(Beginning of DATA SHOWN)
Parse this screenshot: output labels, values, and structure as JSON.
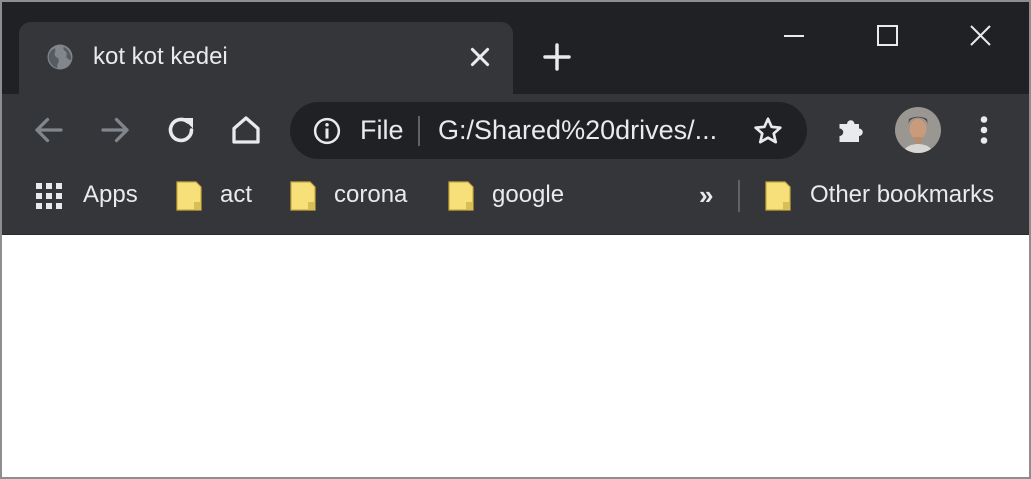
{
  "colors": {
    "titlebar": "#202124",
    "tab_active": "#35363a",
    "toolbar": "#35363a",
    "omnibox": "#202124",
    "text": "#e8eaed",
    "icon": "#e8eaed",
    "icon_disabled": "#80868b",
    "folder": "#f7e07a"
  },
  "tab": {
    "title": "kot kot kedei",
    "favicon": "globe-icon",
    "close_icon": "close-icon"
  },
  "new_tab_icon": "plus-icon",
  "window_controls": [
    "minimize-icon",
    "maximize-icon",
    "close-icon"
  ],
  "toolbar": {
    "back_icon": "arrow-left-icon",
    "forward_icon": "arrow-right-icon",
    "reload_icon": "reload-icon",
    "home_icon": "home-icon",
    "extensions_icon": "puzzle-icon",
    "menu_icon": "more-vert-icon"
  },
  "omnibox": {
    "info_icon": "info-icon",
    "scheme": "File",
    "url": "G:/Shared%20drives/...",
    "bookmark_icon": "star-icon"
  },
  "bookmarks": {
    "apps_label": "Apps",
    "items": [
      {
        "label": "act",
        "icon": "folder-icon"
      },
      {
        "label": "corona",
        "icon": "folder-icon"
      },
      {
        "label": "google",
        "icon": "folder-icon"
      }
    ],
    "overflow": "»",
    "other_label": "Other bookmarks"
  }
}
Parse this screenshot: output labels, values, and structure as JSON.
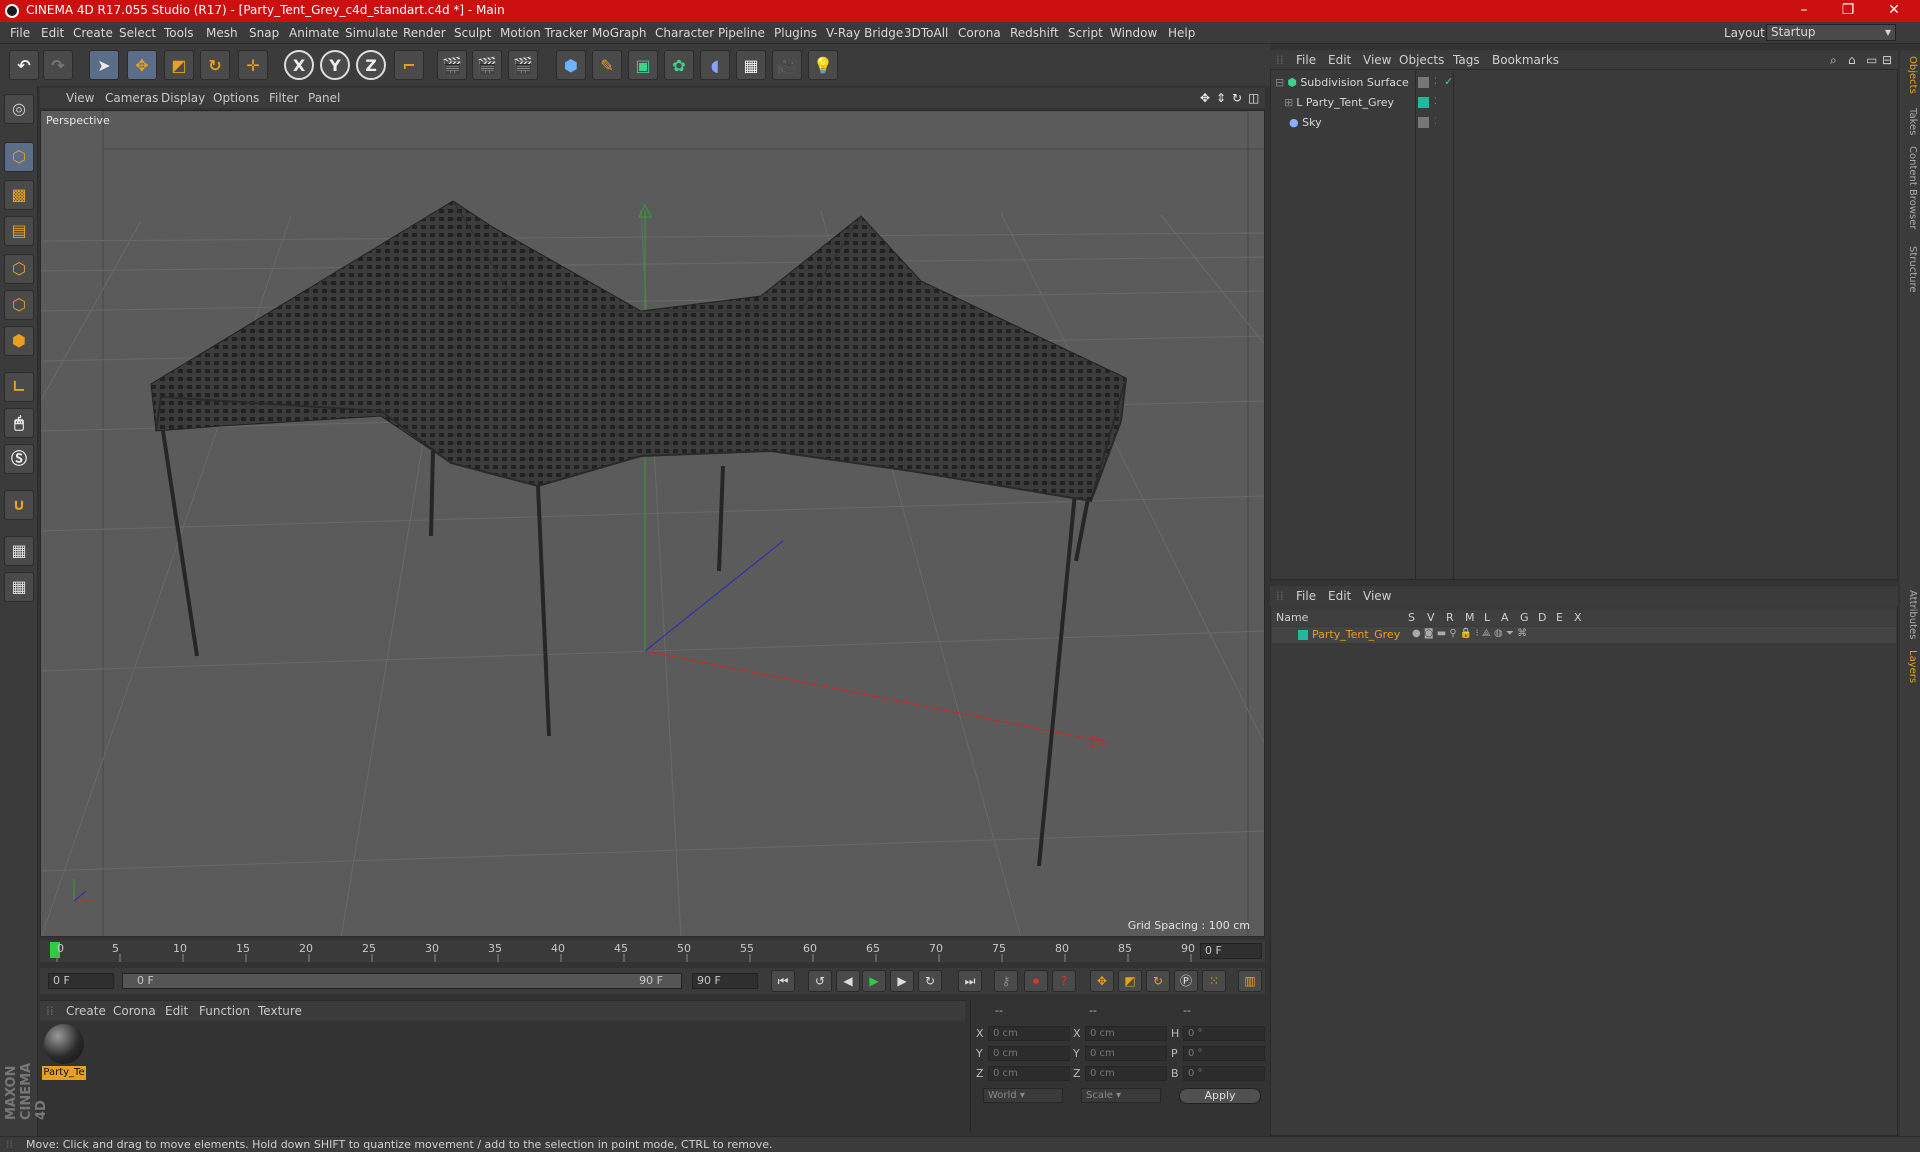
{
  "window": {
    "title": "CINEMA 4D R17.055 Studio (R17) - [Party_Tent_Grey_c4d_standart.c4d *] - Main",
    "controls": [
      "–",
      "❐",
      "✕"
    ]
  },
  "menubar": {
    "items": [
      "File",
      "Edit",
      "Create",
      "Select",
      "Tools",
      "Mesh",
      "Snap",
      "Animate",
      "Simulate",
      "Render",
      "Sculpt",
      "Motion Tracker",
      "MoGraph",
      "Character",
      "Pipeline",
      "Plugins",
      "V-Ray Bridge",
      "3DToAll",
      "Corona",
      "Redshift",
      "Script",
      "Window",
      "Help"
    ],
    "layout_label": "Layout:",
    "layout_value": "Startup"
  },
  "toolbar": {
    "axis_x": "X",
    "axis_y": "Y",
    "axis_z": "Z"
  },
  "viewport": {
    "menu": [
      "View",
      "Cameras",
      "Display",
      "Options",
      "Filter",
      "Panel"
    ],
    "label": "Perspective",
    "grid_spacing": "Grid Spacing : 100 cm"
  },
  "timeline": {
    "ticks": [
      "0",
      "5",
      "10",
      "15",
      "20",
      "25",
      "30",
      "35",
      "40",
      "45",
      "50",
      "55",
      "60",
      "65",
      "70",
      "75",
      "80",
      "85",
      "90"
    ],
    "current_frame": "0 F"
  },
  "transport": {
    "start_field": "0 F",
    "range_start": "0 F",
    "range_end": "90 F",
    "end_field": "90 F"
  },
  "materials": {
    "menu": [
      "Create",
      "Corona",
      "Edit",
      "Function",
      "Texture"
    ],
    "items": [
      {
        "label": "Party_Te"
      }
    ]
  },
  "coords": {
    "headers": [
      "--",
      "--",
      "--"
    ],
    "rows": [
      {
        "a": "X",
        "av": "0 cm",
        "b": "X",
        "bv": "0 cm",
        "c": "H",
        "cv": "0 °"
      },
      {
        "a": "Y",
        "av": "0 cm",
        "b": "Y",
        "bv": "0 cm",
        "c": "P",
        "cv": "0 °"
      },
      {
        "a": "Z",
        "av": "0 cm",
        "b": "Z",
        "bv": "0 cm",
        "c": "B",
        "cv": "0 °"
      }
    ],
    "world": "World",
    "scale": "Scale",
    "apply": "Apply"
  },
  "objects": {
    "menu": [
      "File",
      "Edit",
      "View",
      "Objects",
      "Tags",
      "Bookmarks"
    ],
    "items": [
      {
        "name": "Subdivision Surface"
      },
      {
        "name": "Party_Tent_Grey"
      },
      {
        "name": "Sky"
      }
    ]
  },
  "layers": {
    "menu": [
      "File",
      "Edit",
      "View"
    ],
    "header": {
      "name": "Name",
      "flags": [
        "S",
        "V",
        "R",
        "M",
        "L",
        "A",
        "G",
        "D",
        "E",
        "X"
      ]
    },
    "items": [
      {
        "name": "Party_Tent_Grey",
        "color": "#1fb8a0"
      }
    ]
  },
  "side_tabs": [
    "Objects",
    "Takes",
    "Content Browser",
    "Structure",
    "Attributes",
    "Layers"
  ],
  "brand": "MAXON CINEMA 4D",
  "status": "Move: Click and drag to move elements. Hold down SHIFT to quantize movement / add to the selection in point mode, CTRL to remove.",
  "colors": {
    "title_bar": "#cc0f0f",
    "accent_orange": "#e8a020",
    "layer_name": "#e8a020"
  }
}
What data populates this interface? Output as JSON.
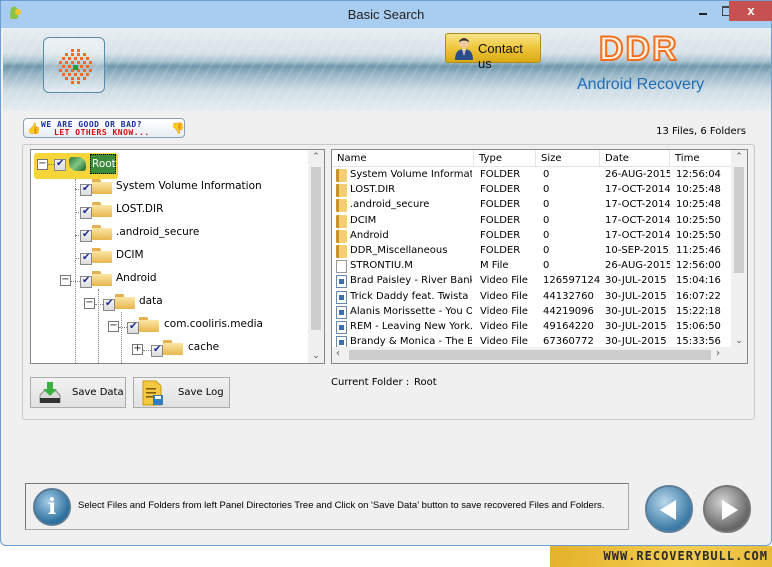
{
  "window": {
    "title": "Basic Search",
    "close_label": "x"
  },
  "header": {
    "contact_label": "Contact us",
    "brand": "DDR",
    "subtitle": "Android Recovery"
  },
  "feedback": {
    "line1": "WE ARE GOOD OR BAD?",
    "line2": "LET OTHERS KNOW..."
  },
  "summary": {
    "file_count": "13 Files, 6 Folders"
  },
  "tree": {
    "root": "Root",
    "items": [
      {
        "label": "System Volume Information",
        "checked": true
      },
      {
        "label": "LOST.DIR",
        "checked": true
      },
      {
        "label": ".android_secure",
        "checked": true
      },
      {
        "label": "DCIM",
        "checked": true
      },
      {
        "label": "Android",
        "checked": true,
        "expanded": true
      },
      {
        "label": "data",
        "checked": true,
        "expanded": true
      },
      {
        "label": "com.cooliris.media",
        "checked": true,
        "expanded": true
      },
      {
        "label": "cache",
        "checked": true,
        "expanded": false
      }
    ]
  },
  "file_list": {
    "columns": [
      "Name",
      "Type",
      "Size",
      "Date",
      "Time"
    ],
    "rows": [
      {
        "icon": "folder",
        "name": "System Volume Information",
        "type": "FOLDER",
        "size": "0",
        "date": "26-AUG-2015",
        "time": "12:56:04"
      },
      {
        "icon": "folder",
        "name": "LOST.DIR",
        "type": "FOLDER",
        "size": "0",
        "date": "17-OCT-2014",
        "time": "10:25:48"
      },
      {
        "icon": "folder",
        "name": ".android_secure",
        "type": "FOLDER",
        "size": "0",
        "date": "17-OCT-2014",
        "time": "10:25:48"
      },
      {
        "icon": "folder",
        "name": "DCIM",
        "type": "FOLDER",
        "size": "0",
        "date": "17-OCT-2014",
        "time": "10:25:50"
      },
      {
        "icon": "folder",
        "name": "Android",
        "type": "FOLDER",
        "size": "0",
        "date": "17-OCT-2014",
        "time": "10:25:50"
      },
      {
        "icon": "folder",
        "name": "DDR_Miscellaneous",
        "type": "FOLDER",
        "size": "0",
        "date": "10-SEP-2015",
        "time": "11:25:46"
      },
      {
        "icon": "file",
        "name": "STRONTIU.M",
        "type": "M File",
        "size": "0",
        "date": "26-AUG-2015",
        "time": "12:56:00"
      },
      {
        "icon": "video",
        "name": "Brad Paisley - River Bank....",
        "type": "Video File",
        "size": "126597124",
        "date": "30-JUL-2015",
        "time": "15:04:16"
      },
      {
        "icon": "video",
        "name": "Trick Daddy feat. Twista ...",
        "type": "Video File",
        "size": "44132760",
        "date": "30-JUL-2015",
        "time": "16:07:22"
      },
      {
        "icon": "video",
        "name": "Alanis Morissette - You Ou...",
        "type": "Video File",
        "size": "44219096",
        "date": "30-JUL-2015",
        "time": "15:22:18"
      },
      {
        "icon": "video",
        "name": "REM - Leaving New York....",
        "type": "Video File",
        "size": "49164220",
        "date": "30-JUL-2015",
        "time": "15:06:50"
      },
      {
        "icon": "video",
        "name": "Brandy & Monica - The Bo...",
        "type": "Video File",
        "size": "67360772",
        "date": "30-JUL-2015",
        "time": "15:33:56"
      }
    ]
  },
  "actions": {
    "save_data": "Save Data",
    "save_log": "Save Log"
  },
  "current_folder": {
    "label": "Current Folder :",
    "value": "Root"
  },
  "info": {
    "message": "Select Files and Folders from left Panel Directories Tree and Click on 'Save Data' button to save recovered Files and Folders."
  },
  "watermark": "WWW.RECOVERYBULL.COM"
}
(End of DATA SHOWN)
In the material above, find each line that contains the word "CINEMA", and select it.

    "title": "CINEMA 4D R17.055 Studio (R17) - [Party_Tent_Grey_c4d_standart.c4d *] - Main",
  "brand": "MAXON CINEMA 4D",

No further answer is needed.